    Common, my friend, reflect on this and answer to yourself, are you been fair?

    • Enrique

      You go to the school that’s in your district. If you have money you can pay to go to a private school.

      Culture has everything to do with it. Why? Because people stick to their culture through their identity. But the type of culture you see is not what is really going on. My point was that at least the children of immigrants, who may have been born here, don’t have to be categorized by people who look at culture as “us” and “them.” Why can’t kids live together be from diverse backgrounds but belong to the same community. That is my point.

  4. Tony Garcia

    “Why can’t kids live together be from diverse backgrounds but belong to the same community.”

    Isn’t this what the idea is all about? Sorry my friend, we know you will never admit, but you know very well jumping to call this idea racist was wrong. But you don’t need to say anything, just reflect about it by yourself.

  5. JusticeDemon

    Ignoring the irrelevant nonsense from Tony the Toby.

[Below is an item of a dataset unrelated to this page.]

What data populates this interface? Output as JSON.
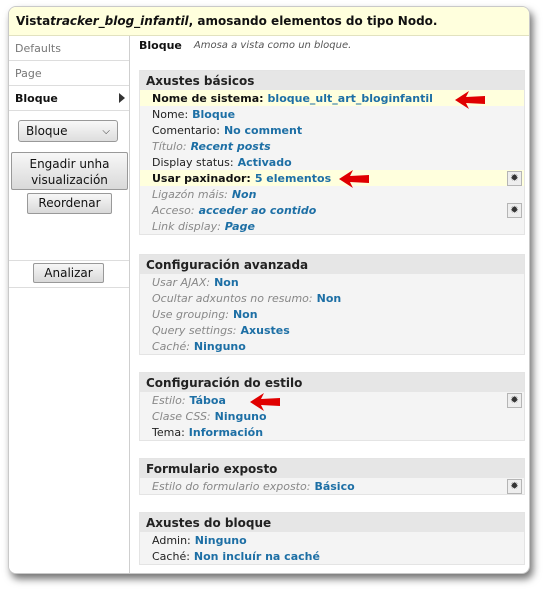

    The limitations of this news item and of the Gallup survey commissioned by Helsingin Sanomat are fairly obvious. In particular the term maahanmuuttajataustainen oppilas is hopelessly vague, and would most certainly not be understood in the same way by all respondents. The term maahanmuuttajat is then used in the presentation of survey findings with no evident appreciation that this is a different concept. The HS article refers to etniset kiintiöt, which is yet another concept. It then continues by discussing issues of language competence (entirely ignoring bilingualism), which is another subject area again. This is all hopelessly muddled.

    It seems to have escaped everyone’s notice that a quota affecting one category of school student is correspondingly and equally a quota that affects school students who do not belong to that category. The knee-jerk reaction of Tony the Toby is especially amusing at this point, and I wonder whether he would similarly support an initiative for quotas governing the number of kids from the favela attending the schools of spoiled rich kids in Sao Paulo. In the most closely corresponding Finnish context, this would mean guaranteeing minority access to schools that are most highly favoured by middle class parents.

    The principal reason for an unusually high concentration of colourful students at certain schools is location, which in turn is related to public housing policy and to the personal choices made by minorities in deciding where to live. The latter is largely a matter of income levels, but also partly about the extent to which peer support is important to newcomers and established communities are receptive towards and tolerant of diversity.